_Data records for software interfaces_

——

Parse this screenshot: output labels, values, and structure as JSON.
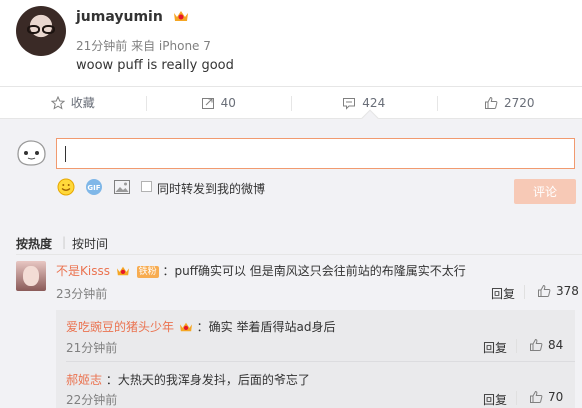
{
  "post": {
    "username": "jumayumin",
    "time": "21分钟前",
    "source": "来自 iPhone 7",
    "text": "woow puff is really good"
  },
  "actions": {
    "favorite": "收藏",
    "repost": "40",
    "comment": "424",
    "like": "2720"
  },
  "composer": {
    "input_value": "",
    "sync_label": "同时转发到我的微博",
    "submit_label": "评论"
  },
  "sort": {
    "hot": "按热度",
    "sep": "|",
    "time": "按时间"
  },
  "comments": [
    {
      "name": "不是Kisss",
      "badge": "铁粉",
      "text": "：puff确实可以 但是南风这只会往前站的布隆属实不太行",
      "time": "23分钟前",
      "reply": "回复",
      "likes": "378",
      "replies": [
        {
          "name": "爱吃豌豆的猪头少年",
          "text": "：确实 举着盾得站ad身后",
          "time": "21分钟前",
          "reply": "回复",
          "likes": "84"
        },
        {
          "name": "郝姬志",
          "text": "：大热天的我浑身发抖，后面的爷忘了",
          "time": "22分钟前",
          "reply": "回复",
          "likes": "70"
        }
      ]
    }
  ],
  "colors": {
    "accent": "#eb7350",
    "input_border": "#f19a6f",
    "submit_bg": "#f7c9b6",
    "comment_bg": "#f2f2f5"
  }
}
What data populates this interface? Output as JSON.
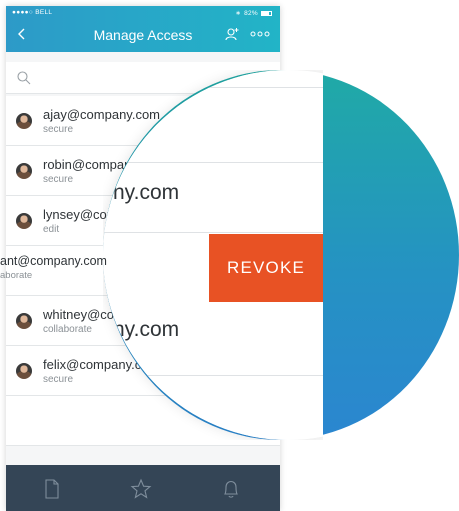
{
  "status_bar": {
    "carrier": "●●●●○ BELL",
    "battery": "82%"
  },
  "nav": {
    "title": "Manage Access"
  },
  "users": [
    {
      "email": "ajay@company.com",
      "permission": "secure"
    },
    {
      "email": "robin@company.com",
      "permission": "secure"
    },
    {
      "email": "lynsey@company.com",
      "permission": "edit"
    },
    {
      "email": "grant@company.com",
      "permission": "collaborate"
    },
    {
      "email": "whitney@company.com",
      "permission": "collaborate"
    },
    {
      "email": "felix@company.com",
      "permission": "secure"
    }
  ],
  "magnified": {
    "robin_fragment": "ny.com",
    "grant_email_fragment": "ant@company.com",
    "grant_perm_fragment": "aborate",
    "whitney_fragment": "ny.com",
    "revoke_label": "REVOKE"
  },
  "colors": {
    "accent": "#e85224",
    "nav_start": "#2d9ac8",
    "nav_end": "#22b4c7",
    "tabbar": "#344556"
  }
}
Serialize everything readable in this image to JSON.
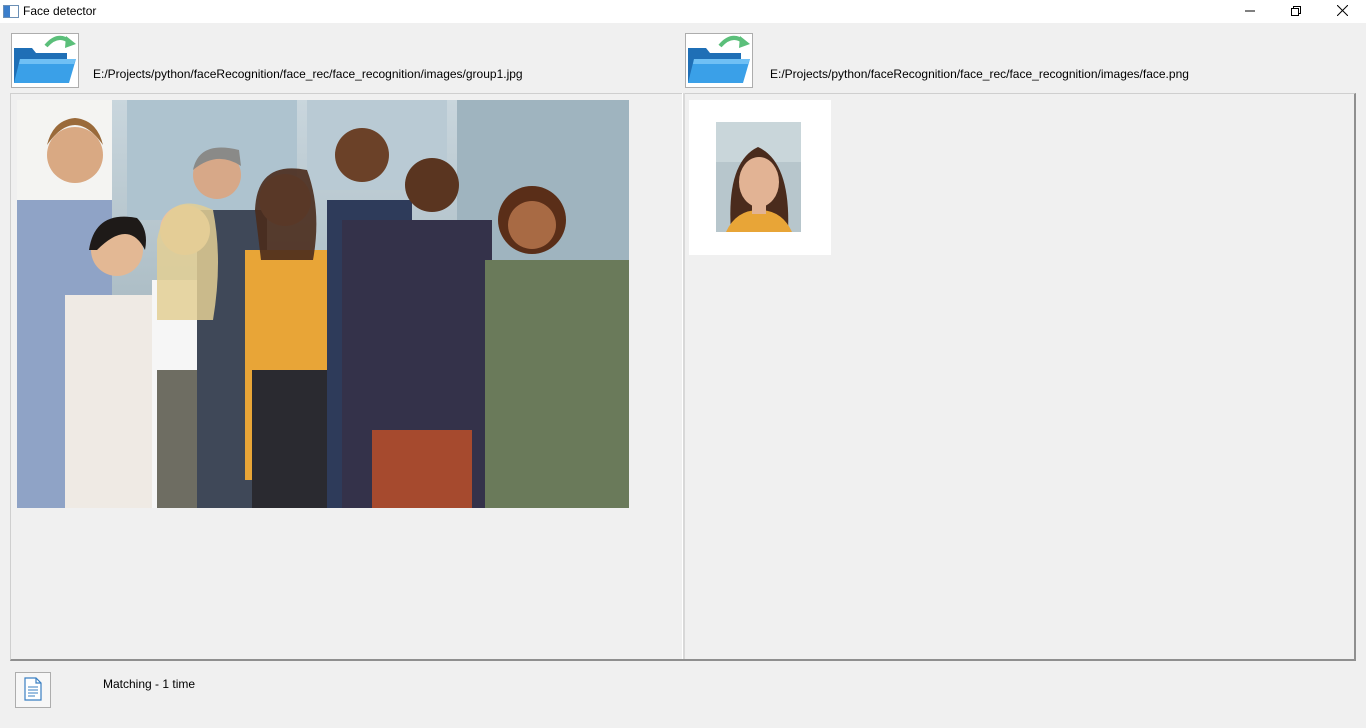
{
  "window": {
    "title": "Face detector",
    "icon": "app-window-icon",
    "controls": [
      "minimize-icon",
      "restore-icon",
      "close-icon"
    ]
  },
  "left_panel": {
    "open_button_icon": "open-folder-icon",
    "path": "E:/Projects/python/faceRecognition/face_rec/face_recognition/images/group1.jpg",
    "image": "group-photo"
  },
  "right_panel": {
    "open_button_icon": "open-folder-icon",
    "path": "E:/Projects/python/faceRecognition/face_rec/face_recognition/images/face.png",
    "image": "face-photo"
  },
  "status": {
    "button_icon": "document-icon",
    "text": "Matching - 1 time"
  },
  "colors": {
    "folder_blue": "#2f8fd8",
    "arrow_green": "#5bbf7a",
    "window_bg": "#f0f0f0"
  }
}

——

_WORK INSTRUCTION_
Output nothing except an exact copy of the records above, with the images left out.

_ANSWER TO THIS TASK_
Parse this screenshot: output labels, values, and structure as JSON.
{
  "post": {
    "username": "jumayumin",
    "time": "21分钟前",
    "source": "来自 iPhone 7",
    "text": "woow puff is really good"
  },
  "actions": {
    "favorite": "收藏",
    "repost": "40",
    "comment": "424",
    "like": "2720"
  },
  "composer": {
    "input_value": "",
    "sync_label": "同时转发到我的微博",
    "submit_label": "评论"
  },
  "sort": {
    "hot": "按热度",
    "sep": "|",
    "time": "按时间"
  },
  "comments": [
    {
      "name": "不是Kisss",
      "badge": "铁粉",
      "text": "：puff确实可以 但是南风这只会往前站的布隆属实不太行",
      "time": "23分钟前",
      "reply": "回复",
      "likes": "378",
      "replies": [
        {
          "name": "爱吃豌豆的猪头少年",
          "text": "：确实 举着盾得站ad身后",
          "time": "21分钟前",
          "reply": "回复",
          "likes": "84"
        },
        {
          "name": "郝姬志",
          "text": "：大热天的我浑身发抖，后面的爷忘了",
          "time": "22分钟前",
          "reply": "回复",
          "likes": "70"
        }
      ]
    }
  ],
  "colors": {
    "accent": "#eb7350",
    "input_border": "#f19a6f",
    "submit_bg": "#f7c9b6",
    "comment_bg": "#f2f2f5"
  }
}
What data populates this interface? Output as JSON.
{
  "status_bar": {
    "carrier": "●●●●○ BELL",
    "battery": "82%"
  },
  "nav": {
    "title": "Manage Access"
  },
  "users": [
    {
      "email": "ajay@company.com",
      "permission": "secure"
    },
    {
      "email": "robin@company.com",
      "permission": "secure"
    },
    {
      "email": "lynsey@company.com",
      "permission": "edit"
    },
    {
      "email": "grant@company.com",
      "permission": "collaborate"
    },
    {
      "email": "whitney@company.com",
      "permission": "collaborate"
    },
    {
      "email": "felix@company.com",
      "permission": "secure"
    }
  ],
  "magnified": {
    "robin_fragment": "ny.com",
    "grant_email_fragment": "ant@company.com",
    "grant_perm_fragment": "aborate",
    "whitney_fragment": "ny.com",
    "revoke_label": "REVOKE"
  },
  "colors": {
    "accent": "#e85224",
    "nav_start": "#2d9ac8",
    "nav_end": "#22b4c7",
    "tabbar": "#344556"
  }
}
Serialize everything readable in this image to JSON.
{
  "window": {
    "title": "Face detector",
    "icon": "app-window-icon",
    "controls": [
      "minimize-icon",
      "restore-icon",
      "close-icon"
    ]
  },
  "left_panel": {
    "open_button_icon": "open-folder-icon",
    "path": "E:/Projects/python/faceRecognition/face_rec/face_recognition/images/group1.jpg",
    "image": "group-photo"
  },
  "right_panel": {
    "open_button_icon": "open-folder-icon",
    "path": "E:/Projects/python/faceRecognition/face_rec/face_recognition/images/face.png",
    "image": "face-photo"
  },
  "status": {
    "button_icon": "document-icon",
    "text": "Matching - 1 time"
  },
  "colors": {
    "folder_blue": "#2f8fd8",
    "arrow_green": "#5bbf7a",
    "window_bg": "#f0f0f0"
  }
}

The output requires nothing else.